It seems that, in this hotel I’m having a great deal of difficulty uploading my videos to YouTube. The built-in capabilities of Adobe Elements will not work at all. So, when I used to be able to press a button, and let Adobe render the video, upload it, and validate it, I’m no longer able to do that, at least in this hotel.
So, I’ve had to resort to uploading the video directly to YouTube, and then to let YouTube make whatever changes are necessary, in order to complete the process. As a result, it might be more and more difficult to upload videos, but I’ll continue to try.
In addition, each time I edit or create a post, I use a series of plug-ins, which work like magic, with API calls, and rich functionality happening out of my field of view. As such, each time I attempt to use one of these features, it’s never clear whether the feature may be “temporarily inoperative” or functioning properly. So, each day will be a test of sorts.
The coffee shop
After the traffic jam, we stopped at was described as a coffee shop, but it was hard to see how this was a coffee shop, except that they sold coffee. It was a big log cabin, with drapes that were old and dreary, but it had a full compliment of LED Xmas lights, hanging from the ceiling, and also LED pinpoint lasers, pointing in all directions. So, each one of us looked like a scene from a Bruce Willis movie, with red and green dots on our foreheads, arms, faces, etc. As it turns out, we were not shot at from behind the coffee blind, and the coffee was quite nice. Phil paid for all of us, but for a moment it seemed like the proprietors were accepting payment from anyone that wanted to pay, but we were wrong. They turned away everyone, after receiving Phil’s cash.
We rode along for a couple of hours, and then at about 11:45 AM, we turned left, down a dirt road. We traveled only 100 yards, and Mike turned us around, and he stopped. I thought this was odd, but all of the sudden, he points to the left, and we find an old Soviet missile, mounted on a stand, sitting there, along this dirt road, in the middle of nowhere.
The three pros
But, while were at this stop, we came upon 3 guys, who were obviously bikers, and who were excited to see our bikes. We talked with them, and one of them convinced me to let him take my bike for a spin. So, I gave him the keys, and let him have a little fun. He took my bike into a dirt parking lot, and started sliding the rear wheel, doing wheelies, and he even did a one-handed wheelie, which is really tough to do on a GS. I mean, this thing weighs 700 pounds when loaded. Another brief chat, and it became clear that they wanted to join the tour, so Marc chatted with them, and then set out to see if he could secure some additional hotel rooms for these three madmen. Of course, I wanted to film them, so I did a quick interview with them. Here’s what they had to say…
Report from the road
Here’s today’s report from the road

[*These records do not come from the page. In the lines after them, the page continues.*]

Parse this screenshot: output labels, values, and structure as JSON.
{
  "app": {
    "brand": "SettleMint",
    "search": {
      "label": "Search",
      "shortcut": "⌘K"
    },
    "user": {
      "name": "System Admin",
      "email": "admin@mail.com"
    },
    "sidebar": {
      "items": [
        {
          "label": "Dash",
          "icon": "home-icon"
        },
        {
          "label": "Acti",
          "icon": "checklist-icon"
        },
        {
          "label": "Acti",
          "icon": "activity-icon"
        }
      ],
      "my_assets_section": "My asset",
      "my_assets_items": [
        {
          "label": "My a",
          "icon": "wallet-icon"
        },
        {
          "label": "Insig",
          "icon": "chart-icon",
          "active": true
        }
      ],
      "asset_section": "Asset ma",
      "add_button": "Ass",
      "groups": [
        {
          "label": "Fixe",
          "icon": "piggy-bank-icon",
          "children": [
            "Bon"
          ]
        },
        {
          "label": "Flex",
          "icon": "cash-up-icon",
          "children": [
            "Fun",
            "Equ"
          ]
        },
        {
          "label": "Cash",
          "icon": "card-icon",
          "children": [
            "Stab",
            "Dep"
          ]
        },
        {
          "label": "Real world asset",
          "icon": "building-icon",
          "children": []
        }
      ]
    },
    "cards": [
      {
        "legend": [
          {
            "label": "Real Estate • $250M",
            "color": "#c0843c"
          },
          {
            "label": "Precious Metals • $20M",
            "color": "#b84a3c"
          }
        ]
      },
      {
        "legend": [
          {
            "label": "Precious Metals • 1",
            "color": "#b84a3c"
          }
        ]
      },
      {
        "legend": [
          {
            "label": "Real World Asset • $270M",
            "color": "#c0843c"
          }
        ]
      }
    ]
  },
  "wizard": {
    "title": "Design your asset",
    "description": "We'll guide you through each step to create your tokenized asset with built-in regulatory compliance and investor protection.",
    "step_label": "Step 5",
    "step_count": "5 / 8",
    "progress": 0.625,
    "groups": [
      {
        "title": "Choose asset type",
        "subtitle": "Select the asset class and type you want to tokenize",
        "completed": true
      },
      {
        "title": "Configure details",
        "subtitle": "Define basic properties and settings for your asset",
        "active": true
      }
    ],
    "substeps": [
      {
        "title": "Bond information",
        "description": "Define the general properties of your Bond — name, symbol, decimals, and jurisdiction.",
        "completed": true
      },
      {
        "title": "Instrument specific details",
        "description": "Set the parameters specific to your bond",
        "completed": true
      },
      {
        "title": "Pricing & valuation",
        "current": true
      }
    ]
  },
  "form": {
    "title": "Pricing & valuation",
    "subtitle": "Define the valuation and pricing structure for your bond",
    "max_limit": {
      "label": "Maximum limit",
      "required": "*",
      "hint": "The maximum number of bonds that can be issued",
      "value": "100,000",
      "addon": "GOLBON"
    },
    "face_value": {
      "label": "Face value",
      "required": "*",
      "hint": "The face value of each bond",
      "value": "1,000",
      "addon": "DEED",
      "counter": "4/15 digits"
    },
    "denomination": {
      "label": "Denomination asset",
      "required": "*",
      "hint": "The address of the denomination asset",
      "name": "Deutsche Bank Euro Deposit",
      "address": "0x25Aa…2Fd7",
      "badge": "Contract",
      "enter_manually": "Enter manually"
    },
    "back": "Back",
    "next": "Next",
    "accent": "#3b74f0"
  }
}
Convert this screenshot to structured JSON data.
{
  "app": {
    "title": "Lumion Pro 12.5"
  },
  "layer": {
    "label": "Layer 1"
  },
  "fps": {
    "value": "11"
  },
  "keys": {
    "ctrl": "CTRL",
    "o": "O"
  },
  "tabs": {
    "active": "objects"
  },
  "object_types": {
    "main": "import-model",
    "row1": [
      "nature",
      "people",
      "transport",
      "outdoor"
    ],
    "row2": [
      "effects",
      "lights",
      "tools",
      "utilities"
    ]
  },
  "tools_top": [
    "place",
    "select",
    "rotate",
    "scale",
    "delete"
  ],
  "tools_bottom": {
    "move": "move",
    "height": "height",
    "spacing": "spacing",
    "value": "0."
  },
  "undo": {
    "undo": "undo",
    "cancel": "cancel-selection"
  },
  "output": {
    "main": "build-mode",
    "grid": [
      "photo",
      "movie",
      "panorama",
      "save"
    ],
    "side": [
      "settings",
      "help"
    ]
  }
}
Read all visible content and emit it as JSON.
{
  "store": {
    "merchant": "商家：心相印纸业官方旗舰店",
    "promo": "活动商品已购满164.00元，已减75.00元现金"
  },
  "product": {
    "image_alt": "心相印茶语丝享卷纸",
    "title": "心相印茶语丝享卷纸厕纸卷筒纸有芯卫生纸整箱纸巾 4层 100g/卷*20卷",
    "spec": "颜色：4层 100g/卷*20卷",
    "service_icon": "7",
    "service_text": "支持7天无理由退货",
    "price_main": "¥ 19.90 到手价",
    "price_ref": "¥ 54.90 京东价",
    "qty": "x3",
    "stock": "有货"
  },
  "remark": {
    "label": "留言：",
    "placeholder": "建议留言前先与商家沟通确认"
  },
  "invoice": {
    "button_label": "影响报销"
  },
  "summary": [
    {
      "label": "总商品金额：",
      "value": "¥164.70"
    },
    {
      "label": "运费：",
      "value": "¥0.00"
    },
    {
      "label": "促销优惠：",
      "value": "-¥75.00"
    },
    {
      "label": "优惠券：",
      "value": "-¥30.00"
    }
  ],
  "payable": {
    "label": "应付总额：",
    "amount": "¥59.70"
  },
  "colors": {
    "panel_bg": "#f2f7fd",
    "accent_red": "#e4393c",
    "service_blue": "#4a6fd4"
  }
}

We arrived at the hotel at about 5:45 or so. Check-in was quick, but as usual for Russia, they took our passports for about 30 minutes or so, in order to make copies of the Visa page, the immigration document, and who knows what else. But, in Russia, we don’t get to make demands, we simply turn over our passports, and get them back in an hour or so, or maybe even the next morning.
Tonight’s dinner was at a local restaurant, run by an Azerbaijani guy named David. He is from Baku, the capital of Azerbaijan. The dinner mostly consisted of grilled meats, such as Lamb, Chicken, Pork, etc. It was all quite delicious, and I’d be lying if I didn’t mention that had a few rounds of Russian Vodka.
What will tomorrow bring?
Tomorrow we’re scheduled to ride about 200 miles to Nishni Novgorod. The ride will take us due East, but we’ll dip South, avoiding the M7 motorway, hopefully having a little fun on some of the more technically challenging roads.
Although we’re only scheduled to ride for 200 miles, we’ve been warned that we will not arrive before 5PM, so I suspect that the roads might be challenging, or that we can expect delays, or perhaps the guides have something else in store for us.
Your rapport with the kids is great. I think it may have something to do with you being a big kid.
Really enjoying the blog.
Hey Alex, you’ve figured me out. Yes, I’m really just a really big kid, and they love the bike as much as I do.